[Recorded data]
★ ★ ★ ★ ★ ★ ★

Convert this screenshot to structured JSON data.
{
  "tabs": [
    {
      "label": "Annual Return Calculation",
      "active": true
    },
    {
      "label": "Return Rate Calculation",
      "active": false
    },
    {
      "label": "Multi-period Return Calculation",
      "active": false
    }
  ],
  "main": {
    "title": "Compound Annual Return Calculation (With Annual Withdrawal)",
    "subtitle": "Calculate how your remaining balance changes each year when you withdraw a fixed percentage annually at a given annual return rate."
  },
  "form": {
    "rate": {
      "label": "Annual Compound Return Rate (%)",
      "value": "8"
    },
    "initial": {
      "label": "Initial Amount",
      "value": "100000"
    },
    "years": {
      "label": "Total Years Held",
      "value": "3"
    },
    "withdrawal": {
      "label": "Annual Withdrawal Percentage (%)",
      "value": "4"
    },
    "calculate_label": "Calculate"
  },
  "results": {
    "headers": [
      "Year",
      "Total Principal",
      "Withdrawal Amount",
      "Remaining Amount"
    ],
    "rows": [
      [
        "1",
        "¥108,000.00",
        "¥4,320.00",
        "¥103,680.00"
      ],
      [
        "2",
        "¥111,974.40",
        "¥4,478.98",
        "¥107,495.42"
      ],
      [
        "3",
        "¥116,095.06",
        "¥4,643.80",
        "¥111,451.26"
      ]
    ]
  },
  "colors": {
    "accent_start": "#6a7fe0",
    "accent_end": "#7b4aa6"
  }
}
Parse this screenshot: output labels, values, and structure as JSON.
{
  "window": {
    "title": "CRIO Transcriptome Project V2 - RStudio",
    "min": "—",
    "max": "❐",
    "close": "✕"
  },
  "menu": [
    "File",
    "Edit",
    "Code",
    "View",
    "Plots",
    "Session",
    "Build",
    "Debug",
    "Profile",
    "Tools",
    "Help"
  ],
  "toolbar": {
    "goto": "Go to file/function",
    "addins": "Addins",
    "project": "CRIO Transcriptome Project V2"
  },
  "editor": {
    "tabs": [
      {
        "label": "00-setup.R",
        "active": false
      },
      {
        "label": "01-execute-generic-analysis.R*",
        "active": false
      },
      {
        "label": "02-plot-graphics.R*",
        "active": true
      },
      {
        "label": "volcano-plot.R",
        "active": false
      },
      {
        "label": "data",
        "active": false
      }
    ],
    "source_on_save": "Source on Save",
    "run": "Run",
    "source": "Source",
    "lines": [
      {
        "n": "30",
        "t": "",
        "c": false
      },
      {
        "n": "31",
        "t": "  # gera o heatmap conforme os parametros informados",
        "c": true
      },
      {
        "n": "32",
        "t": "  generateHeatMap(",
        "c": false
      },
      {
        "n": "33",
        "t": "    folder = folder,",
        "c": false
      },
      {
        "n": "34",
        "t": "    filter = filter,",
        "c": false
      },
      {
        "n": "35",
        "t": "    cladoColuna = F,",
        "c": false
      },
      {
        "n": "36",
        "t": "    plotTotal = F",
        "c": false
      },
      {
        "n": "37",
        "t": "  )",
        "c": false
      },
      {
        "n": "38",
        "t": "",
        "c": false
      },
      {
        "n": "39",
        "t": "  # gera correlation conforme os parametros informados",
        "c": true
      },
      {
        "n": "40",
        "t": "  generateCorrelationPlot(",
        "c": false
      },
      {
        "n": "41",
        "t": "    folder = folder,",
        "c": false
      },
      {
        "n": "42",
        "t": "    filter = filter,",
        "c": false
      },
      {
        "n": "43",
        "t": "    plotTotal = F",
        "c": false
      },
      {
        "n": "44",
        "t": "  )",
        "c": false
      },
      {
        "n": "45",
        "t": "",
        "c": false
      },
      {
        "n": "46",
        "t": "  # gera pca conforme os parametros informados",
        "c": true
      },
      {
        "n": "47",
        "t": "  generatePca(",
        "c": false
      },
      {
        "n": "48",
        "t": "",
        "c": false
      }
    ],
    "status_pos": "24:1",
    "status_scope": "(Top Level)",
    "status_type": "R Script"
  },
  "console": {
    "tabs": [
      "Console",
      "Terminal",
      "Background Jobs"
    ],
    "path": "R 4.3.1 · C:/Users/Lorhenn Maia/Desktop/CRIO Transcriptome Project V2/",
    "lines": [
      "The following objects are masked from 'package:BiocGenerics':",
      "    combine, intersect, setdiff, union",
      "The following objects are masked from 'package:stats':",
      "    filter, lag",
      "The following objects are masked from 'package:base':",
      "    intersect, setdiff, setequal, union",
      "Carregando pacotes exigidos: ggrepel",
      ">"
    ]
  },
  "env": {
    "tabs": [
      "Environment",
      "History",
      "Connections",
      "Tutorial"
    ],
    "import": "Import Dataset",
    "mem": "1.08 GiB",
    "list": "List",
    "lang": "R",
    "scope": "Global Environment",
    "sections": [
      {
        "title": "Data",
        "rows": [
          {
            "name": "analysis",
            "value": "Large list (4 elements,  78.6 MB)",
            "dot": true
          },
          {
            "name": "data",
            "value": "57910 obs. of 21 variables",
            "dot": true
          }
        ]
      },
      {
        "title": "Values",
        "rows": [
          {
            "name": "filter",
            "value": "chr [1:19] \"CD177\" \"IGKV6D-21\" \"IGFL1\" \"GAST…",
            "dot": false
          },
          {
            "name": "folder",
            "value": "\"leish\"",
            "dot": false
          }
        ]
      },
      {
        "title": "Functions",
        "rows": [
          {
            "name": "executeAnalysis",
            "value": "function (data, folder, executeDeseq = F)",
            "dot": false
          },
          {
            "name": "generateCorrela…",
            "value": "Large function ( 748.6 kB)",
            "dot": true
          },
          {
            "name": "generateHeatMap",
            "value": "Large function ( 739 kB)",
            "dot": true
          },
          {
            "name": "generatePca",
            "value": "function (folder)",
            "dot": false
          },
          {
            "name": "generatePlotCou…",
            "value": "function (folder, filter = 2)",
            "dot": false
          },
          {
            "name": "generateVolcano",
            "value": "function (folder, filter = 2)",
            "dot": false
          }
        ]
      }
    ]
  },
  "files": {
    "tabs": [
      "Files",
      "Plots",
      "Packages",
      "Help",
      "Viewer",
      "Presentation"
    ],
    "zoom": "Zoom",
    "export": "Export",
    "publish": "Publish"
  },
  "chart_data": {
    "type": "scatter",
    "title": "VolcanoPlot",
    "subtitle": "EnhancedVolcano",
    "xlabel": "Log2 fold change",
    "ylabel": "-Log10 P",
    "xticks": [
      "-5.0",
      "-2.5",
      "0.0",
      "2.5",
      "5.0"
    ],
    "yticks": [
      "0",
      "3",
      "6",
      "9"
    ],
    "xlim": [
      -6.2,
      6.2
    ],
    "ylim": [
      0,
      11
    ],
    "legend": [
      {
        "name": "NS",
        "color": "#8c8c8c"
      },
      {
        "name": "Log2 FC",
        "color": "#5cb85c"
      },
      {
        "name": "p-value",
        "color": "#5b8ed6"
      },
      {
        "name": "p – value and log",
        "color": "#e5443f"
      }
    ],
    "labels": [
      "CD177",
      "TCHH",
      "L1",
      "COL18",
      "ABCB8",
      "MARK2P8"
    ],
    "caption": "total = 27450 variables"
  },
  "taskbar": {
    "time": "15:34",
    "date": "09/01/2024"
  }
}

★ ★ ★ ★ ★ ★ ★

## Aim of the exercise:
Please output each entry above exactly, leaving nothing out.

## Exercise output:
Convert this screenshot to structured JSON data.
{
  "tabs": [
    {
      "label": "Annual Return Calculation",
      "active": true
    },
    {
      "label": "Return Rate Calculation",
      "active": false
    },
    {
      "label": "Multi-period Return Calculation",
      "active": false
    }
  ],
  "main": {
    "title": "Compound Annual Return Calculation (With Annual Withdrawal)",
    "subtitle": "Calculate how your remaining balance changes each year when you withdraw a fixed percentage annually at a given annual return rate."
  },
  "form": {
    "rate": {
      "label": "Annual Compound Return Rate (%)",
      "value": "8"
    },
    "initial": {
      "label": "Initial Amount",
      "value": "100000"
    },
    "years": {
      "label": "Total Years Held",
      "value": "3"
    },
    "withdrawal": {
      "label": "Annual Withdrawal Percentage (%)",
      "value": "4"
    },
    "calculate_label": "Calculate"
  },
  "results": {
    "headers": [
      "Year",
      "Total Principal",
      "Withdrawal Amount",
      "Remaining Amount"
    ],
    "rows": [
      [
        "1",
        "¥108,000.00",
        "¥4,320.00",
        "¥103,680.00"
      ],
      [
        "2",
        "¥111,974.40",
        "¥4,478.98",
        "¥107,495.42"
      ],
      [
        "3",
        "¥116,095.06",
        "¥4,643.80",
        "¥111,451.26"
      ]
    ]
  },
  "colors": {
    "accent_start": "#6a7fe0",
    "accent_end": "#7b4aa6"
  }
}
Parse this screenshot: output labels, values, and structure as JSON.
{
  "window": {
    "title": "CRIO Transcriptome Project V2 - RStudio",
    "min": "—",
    "max": "❐",
    "close": "✕"
  },
  "menu": [
    "File",
    "Edit",
    "Code",
    "View",
    "Plots",
    "Session",
    "Build",
    "Debug",
    "Profile",
    "Tools",
    "Help"
  ],
  "toolbar": {
    "goto": "Go to file/function",
    "addins": "Addins",
    "project": "CRIO Transcriptome Project V2"
  },
  "editor": {
    "tabs": [
      {
        "label": "00-setup.R",
        "active": false
      },
      {
        "label": "01-execute-generic-analysis.R*",
        "active": false
      },
      {
        "label": "02-plot-graphics.R*",
        "active": true
      },
      {
        "label": "volcano-plot.R",
        "active": false
      },
      {
        "label": "data",
        "active": false
      }
    ],
    "source_on_save": "Source on Save",
    "run": "Run",
    "source": "Source",
    "lines": [
      {
        "n": "30",
        "t": "",
        "c": false
      },
      {
        "n": "31",
        "t": "  # gera o heatmap conforme os parametros informados",
        "c": true
      },
      {
        "n": "32",
        "t": "  generateHeatMap(",
        "c": false
      },
      {
        "n": "33",
        "t": "    folder = folder,",
        "c": false
      },
      {
        "n": "34",
        "t": "    filter = filter,",
        "c": false
      },
      {
        "n": "35",
        "t": "    cladoColuna = F,",
        "c": false
      },
      {
        "n": "36",
        "t": "    plotTotal = F",
        "c": false
      },
      {
        "n": "37",
        "t": "  )",
        "c": false
      },
      {
        "n": "38",
        "t": "",
        "c": false
      },
      {
        "n": "39",
        "t": "  # gera correlation conforme os parametros informados",
        "c": true
      },
      {
        "n": "40",
        "t": "  generateCorrelationPlot(",
        "c": false
      },
      {
        "n": "41",
        "t": "    folder = folder,",
        "c": false
      },
      {
        "n": "42",
        "t": "    filter = filter,",
        "c": false
      },
      {
        "n": "43",
        "t": "    plotTotal = F",
        "c": false
      },
      {
        "n": "44",
        "t": "  )",
        "c": false
      },
      {
        "n": "45",
        "t": "",
        "c": false
      },
      {
        "n": "46",
        "t": "  # gera pca conforme os parametros informados",
        "c": true
      },
      {
        "n": "47",
        "t": "  generatePca(",
        "c": false
      },
      {
        "n": "48",
        "t": "",
        "c": false
      }
    ],
    "status_pos": "24:1",
    "status_scope": "(Top Level)",
    "status_type": "R Script"
  },
  "console": {
    "tabs": [
      "Console",
      "Terminal",
      "Background Jobs"
    ],
    "path": "R 4.3.1 · C:/Users/Lorhenn Maia/Desktop/CRIO Transcriptome Project V2/",
    "lines": [
      "The following objects are masked from 'package:BiocGenerics':",
      "    combine, intersect, setdiff, union",
      "The following objects are masked from 'package:stats':",
      "    filter, lag",
      "The following objects are masked from 'package:base':",
      "    intersect, setdiff, setequal, union",
      "Carregando pacotes exigidos: ggrepel",
      ">"
    ]
  },
  "env": {
    "tabs": [
      "Environment",
      "History",
      "Connections",
      "Tutorial"
    ],
    "import": "Import Dataset",
    "mem": "1.08 GiB",
    "list": "List",
    "lang": "R",
    "scope": "Global Environment",
    "sections": [
      {
        "title": "Data",
        "rows": [
          {
            "name": "analysis",
            "value": "Large list (4 elements,  78.6 MB)",
            "dot": true
          },
          {
            "name": "data",
            "value": "57910 obs. of 21 variables",
            "dot": true
          }
        ]
      },
      {
        "title": "Values",
        "rows": [
          {
            "name": "filter",
            "value": "chr [1:19] \"CD177\" \"IGKV6D-21\" \"IGFL1\" \"GAST…",
            "dot": false
          },
          {
            "name": "folder",
            "value": "\"leish\"",
            "dot": false
          }
        ]
      },
      {
        "title": "Functions",
        "rows": [
          {
            "name": "executeAnalysis",
            "value": "function (data, folder, executeDeseq = F)",
            "dot": false
          },
          {
            "name": "generateCorrela…",
            "value": "Large function ( 748.6 kB)",
            "dot": true
          },
          {
            "name": "generateHeatMap",
            "value": "Large function ( 739 kB)",
            "dot": true
          },
          {
            "name": "generatePca",
            "value": "function (folder)",
            "dot": false
          },
          {
            "name": "generatePlotCou…",
            "value": "function (folder, filter = 2)",
            "dot": false
          },
          {
            "name": "generateVolcano",
            "value": "function (folder, filter = 2)",
            "dot": false
          }
        ]
      }
    ]
  },
  "files": {
    "tabs": [
      "Files",
      "Plots",
      "Packages",
      "Help",
      "Viewer",
      "Presentation"
    ],
    "zoom": "Zoom",
    "export": "Export",
    "publish": "Publish"
  },
  "chart_data": {
    "type": "scatter",
    "title": "VolcanoPlot",
    "subtitle": "EnhancedVolcano",
    "xlabel": "Log2 fold change",
    "ylabel": "-Log10 P",
    "xticks": [
      "-5.0",
      "-2.5",
      "0.0",
      "2.5",
      "5.0"
    ],
    "yticks": [
      "0",
      "3",
      "6",
      "9"
    ],
    "xlim": [
      -6.2,
      6.2
    ],
    "ylim": [
      0,
      11
    ],
    "legend": [
      {
        "name": "NS",
        "color": "#8c8c8c"
      },
      {
        "name": "Log2 FC",
        "color": "#5cb85c"
      },
      {
        "name": "p-value",
        "color": "#5b8ed6"
      },
      {
        "name": "p – value and log",
        "color": "#e5443f"
      }
    ],
    "labels": [
      "CD177",
      "TCHH",
      "L1",
      "COL18",
      "ABCB8",
      "MARK2P8"
    ],
    "caption": "total = 27450 variables"
  },
  "taskbar": {
    "time": "15:34",
    "date": "09/01/2024"
  }
}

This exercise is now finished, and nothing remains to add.